Therefore it makes sense to find someone who shares some of your temperament traits in some way.  As you said in your question, each of us is a blend of two temperaments types –If you are a Choleric Sanguine (full speed ahead but also socially outgoing), you might do with with a Sanguine Phlegmatic (socally outgoing and easy going at the same time).  The most difficult couple combination are two complete temperament opposites.  A Melancholy Choleric (detailed/critical and hard charging) is going to be very impatient and critical of a Sanguine Phlegmatic (socially outgoing and easy going).  I believe temperament tests are a useful tool when looking (objectively) at choosing a spouse.

Personality Traits or Why Does He Irritate me?

Let’s face it – if you’re human you get irritated with others.  If you study introversion and extroversion and temperament you know that some of it comes from those personality differences. The Choleric is purposeful and direct — and strongly dislikes the “flightiness” of the outgoing Sanguine.  The Melancholy is detailed and analytical and tidy — and strongly dislikes the lack of organization by the Phlegmatic and Sanguine.  And all three are put off by what they perceive as the Choleric’s “pushiness”.

What temperament and personality traits irritate you?  And which of your traits would you imagine irritate others?

Which leads to today’s question from a reader:  “Good Day, Sir.  I am a typical Chinese student from Singapore.  I have just read your explanation on man’s personality.  Frankly speaking, I am mostly Choleric and a little Melancholy.  I have a friend who is a student leader like me and I find him extremely showy.  And I find it very hard to bear with him too since both of us are student leaders.  I don’t see why he is so dominant though I am his “in-charge”.  This really makes me insecure and angry!  If you do not mind, can you tell me a way to correct my perspective?”

And I reply – As a Choleric you are very goal-oriented BUT with a Melancholy secondary you are not particularly outgoing and social.  You are probably not a natural “people person” like your comrade.  Your Melancholy traits cause you to analyze behaviors you observe very carefully, however, the weaknesses of the Choleric/Melancholy are anger and criticism so it is somewhat natural that you find yourself reacting that way.

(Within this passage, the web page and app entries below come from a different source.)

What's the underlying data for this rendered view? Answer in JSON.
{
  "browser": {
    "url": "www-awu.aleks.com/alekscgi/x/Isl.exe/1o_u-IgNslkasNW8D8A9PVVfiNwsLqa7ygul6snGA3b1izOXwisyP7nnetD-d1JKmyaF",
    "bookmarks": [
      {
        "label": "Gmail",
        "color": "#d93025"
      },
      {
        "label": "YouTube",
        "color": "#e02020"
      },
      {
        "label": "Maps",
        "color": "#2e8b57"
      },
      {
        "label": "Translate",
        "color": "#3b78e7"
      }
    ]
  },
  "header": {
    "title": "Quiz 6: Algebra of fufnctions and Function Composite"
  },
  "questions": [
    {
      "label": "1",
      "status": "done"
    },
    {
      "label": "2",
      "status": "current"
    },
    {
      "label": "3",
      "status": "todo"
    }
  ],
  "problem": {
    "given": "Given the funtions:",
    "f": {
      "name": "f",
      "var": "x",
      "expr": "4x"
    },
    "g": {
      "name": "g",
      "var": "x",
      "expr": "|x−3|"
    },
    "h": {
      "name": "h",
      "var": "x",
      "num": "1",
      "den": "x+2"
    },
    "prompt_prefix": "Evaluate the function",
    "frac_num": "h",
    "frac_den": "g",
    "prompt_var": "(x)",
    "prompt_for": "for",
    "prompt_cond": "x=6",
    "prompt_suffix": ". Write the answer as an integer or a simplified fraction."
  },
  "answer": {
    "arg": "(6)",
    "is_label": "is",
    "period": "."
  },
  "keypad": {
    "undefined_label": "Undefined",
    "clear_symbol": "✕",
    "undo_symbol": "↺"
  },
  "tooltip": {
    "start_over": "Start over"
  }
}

On the other hand, your friend is most likely Sanguine, that is, an outgoing and warm friendly type who is naturally extroverted.  This person can no more help being outgoing than you can help being dedicated and focused. Since neither of you can change your natural temperament, you must learn to accept (or at least tolerate) each other. You would do well to cultivate some friend with a Phlegmatic temperament.  A Phlegmatic is soft-spoken and easy going and will be a good listener.  Focus on getting things done and don’t let your friend’s natural temperament make you insecure.